By Joel Wittnebel/The Oshawa Express
One of Oshawa’s main arteries is about to get some much needed treatment – but as a result, it could cause a bit of a disturbance.
Starting April 10, a detour will be put in place on Simcoe Street North starting at Rossland Road and stretching to Robert Street as the entire section undergoes a complete reconstruction.
In all, the asphalt and base, the sidewalks, the curbs, watermain, sanitary and storm sewers are all being ripped out and replaced along the approximately 800-metre stretch. The age of the infrastructure is hard to determine as the section of road is a patchwork, having been originally two lanes and then expanded to four. However, one thing is certain: the work has been needed for a some time.
“All this infrastructure is well past its design service life, so it’s been budgeted for a while,” says Dan Waechter, manager of construction management with the Region of Durham.
The region is taking the lead on the project as Simcoe is a regional road.
Contractor Eagleson Construction started mobilizing and doing initial work on April 3, with the detour set to be put in place on April 10. Residents are urged to take alternative routes during the project, with the detour sending drivers to Ritson via Taunton Road or Rossland.
Weather permitting, work is expected to last throughout the summer, wrapping up by mid-October. However, Waechter says he hopes Eagleston may improve on that timeline.
“We hope that they can improve on that schedule, but contractually they have to meet those dates,” he says. “If the weather is cooperative and they have good production, then we hope they’ll beat that schedule.”
Save for any exemptions that may be issued if required, the contractor must abide by the noise bylaw throughout the process, meaning work is kept between 7 a.m. and 7 p.m.
Residents living along the effected stretch of Simcoe will be hit harder than others, Waechter admits, but access will be maintained consistently and signs will be erected to advertise that businesses along the stretch remain open.
Durham Region Transit and GO Transit buses will also be rerouted during the process to Mary Street via Robert and Hillcroft Streets.
Waechter admits the closure can be troublesome, but with the extent of the work, it’s the safest option, and can also allow work to be expedited with fewer interruptions from traffic.

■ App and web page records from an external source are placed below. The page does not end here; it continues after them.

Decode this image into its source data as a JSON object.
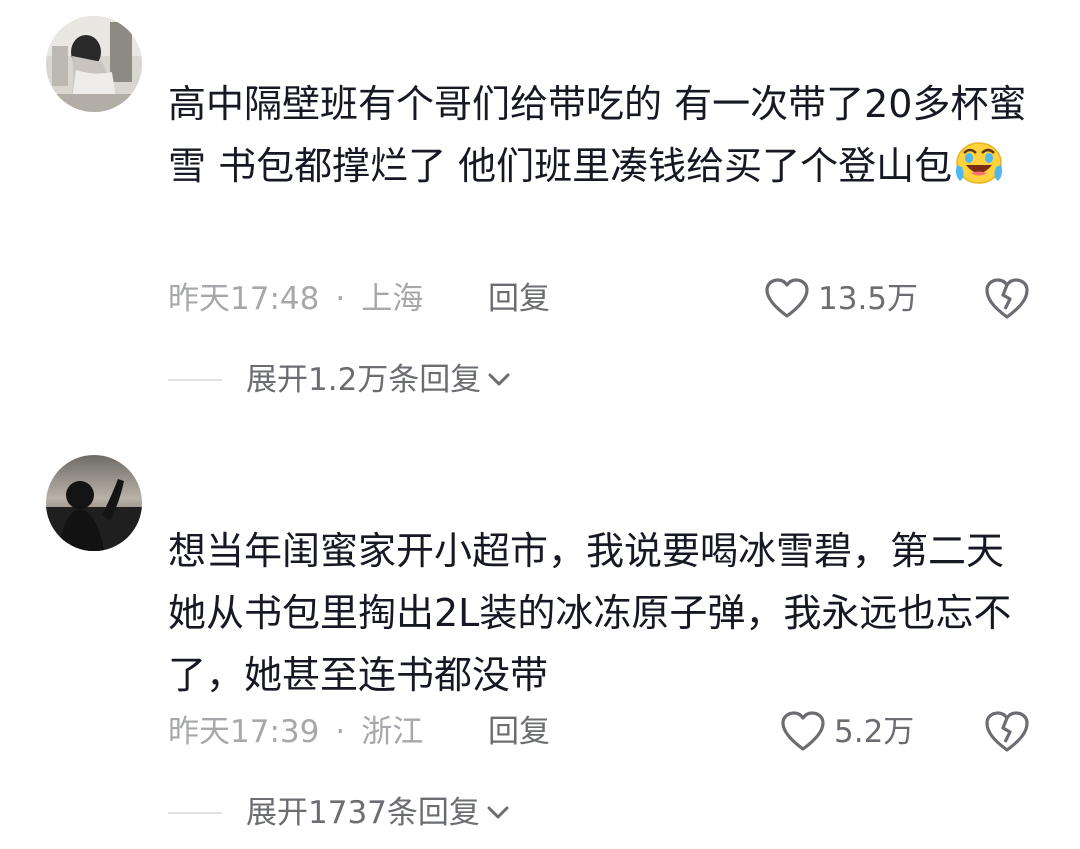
{
  "comments": [
    {
      "text": "高中隔壁班有个哥们给带吃的 有一次带了20多杯蜜雪 书包都撑烂了 他们班里凑钱给买了个登山包",
      "emoji": "laugh-cry-emoji",
      "time": "昨天17:48",
      "separator": "·",
      "location": "上海",
      "reply_label": "回复",
      "like_count": "13.5万",
      "expand_label": "展开1.2万条回复"
    },
    {
      "text": "想当年闺蜜家开小超市，我说要喝冰雪碧，第二天她从书包里掏出2L装的冰冻原子弹，我永远也忘不了，她甚至连书都没带",
      "time": "昨天17:39",
      "separator": "·",
      "location": "浙江",
      "reply_label": "回复",
      "like_count": "5.2万",
      "expand_label": "展开1737条回复"
    }
  ],
  "icons": {
    "like": "heart-outline-icon",
    "dislike": "broken-heart-icon",
    "expand": "chevron-down-icon"
  },
  "colors": {
    "text": "#161823",
    "meta": "#a7a8ab",
    "action": "#6b6d72",
    "divider": "#e1e1e3"
  }
}
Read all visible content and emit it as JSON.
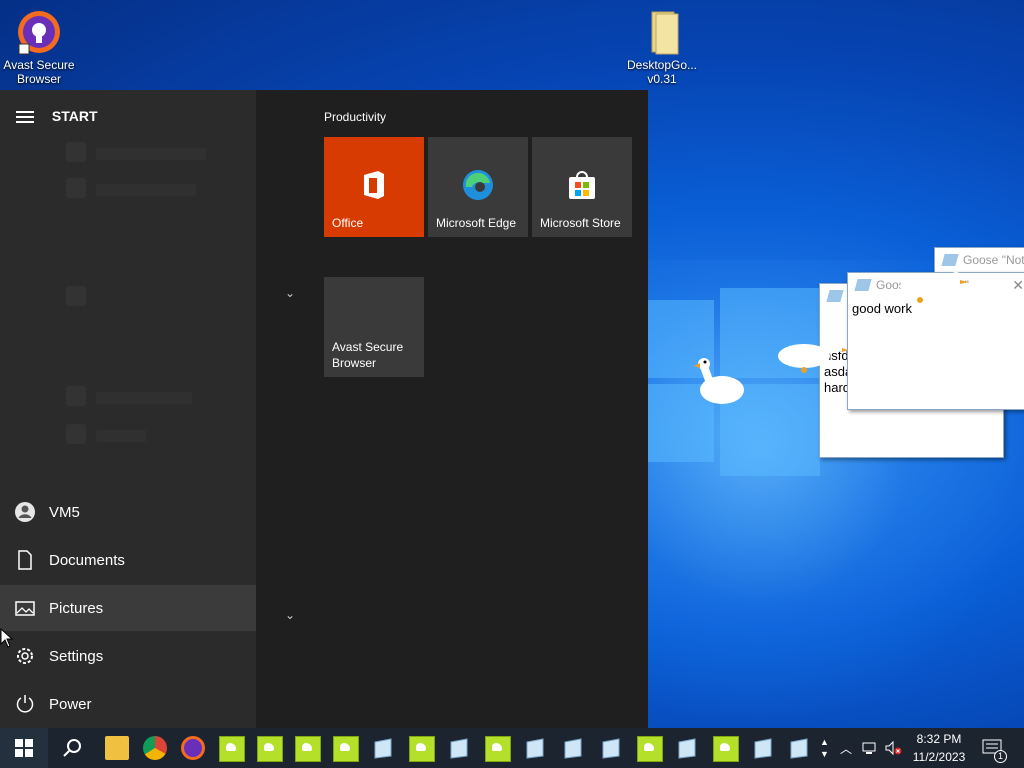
{
  "desktop": {
    "icons": [
      {
        "label": "Avast Secure Browser",
        "label_line1": "Avast Secure",
        "label_line2": "Browser"
      },
      {
        "label": "DesktopGo... v0.31",
        "label_line1": "DesktopGo...",
        "label_line2": "v0.31"
      }
    ]
  },
  "start_menu": {
    "header": "START",
    "group_title": "Productivity",
    "tiles": [
      {
        "label": "Office",
        "icon": "office-icon",
        "color": "#d83b01"
      },
      {
        "label": "Microsoft Edge",
        "icon": "edge-icon"
      },
      {
        "label": "Microsoft Store",
        "icon": "store-icon"
      },
      {
        "label_line1": "Avast Secure",
        "label_line2": "Browser"
      }
    ],
    "nav": [
      {
        "label": "VM5",
        "icon": "user-icon"
      },
      {
        "label": "Documents",
        "icon": "document-icon"
      },
      {
        "label": "Pictures",
        "icon": "pictures-icon",
        "active": true
      },
      {
        "label": "Settings",
        "icon": "gear-icon"
      },
      {
        "label": "Power",
        "icon": "power-icon"
      }
    ]
  },
  "goose_windows": {
    "back_title": "Goose \"Not",
    "mid_lines": [
      "nsfd",
      "asda",
      "hard"
    ],
    "front_title_left": "Goos",
    "front_title_right": "\"",
    "front_body": "good work"
  },
  "taskbar": {
    "clock_time": "8:32 PM",
    "clock_date": "11/2/2023",
    "notification_count": "1"
  },
  "colors": {
    "accent_office": "#d83b01",
    "taskbar_bg": "#1c2430",
    "start_bg": "#1f1f1f"
  }
}
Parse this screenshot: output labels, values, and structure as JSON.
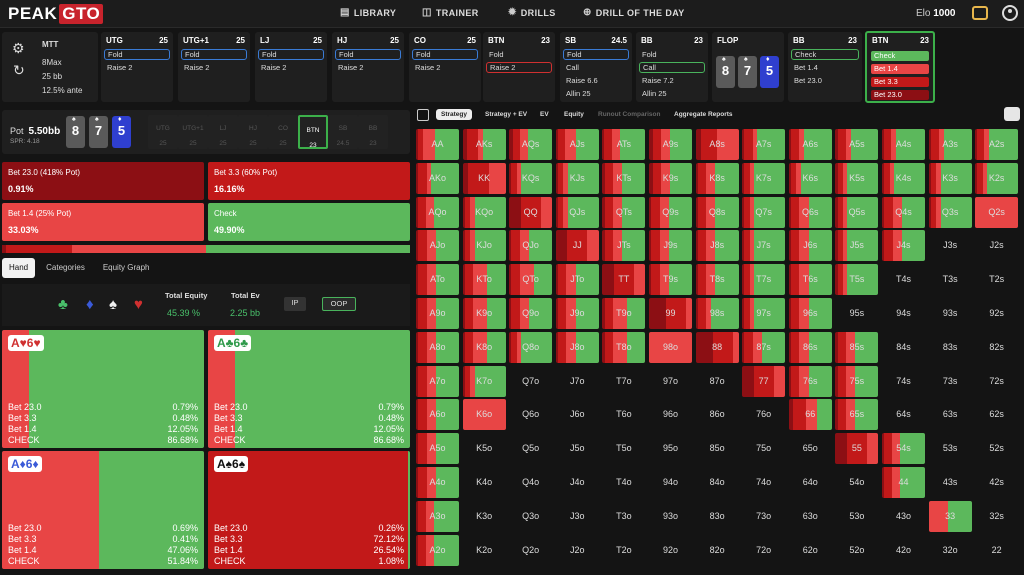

“With a full road closure, sometimes I know it’s an aggravation, it’s an inconvenience, but at other times when you try and maintain traffic with this extensive work going on, it can create a lot of safety issues and other related problems,” he says.
Inspections have also been carried out inside homes along the effected stretch, many of which are older homes, to make sure residents are protected in the case of damage to their basements or foundations during the project.
“We’ve gone the extra mile here to ensure there’s pre-construction inspection, basically so everybody gets an idea of what the preexisting condition of basements and structures are so that in the event that there is any problem during construction that we can effectively deal with it,” Waechter says.
For more information on the project and detours, visit www.durham.ca. After hours, construction emergency calls can be directed to 1-800-372-1104.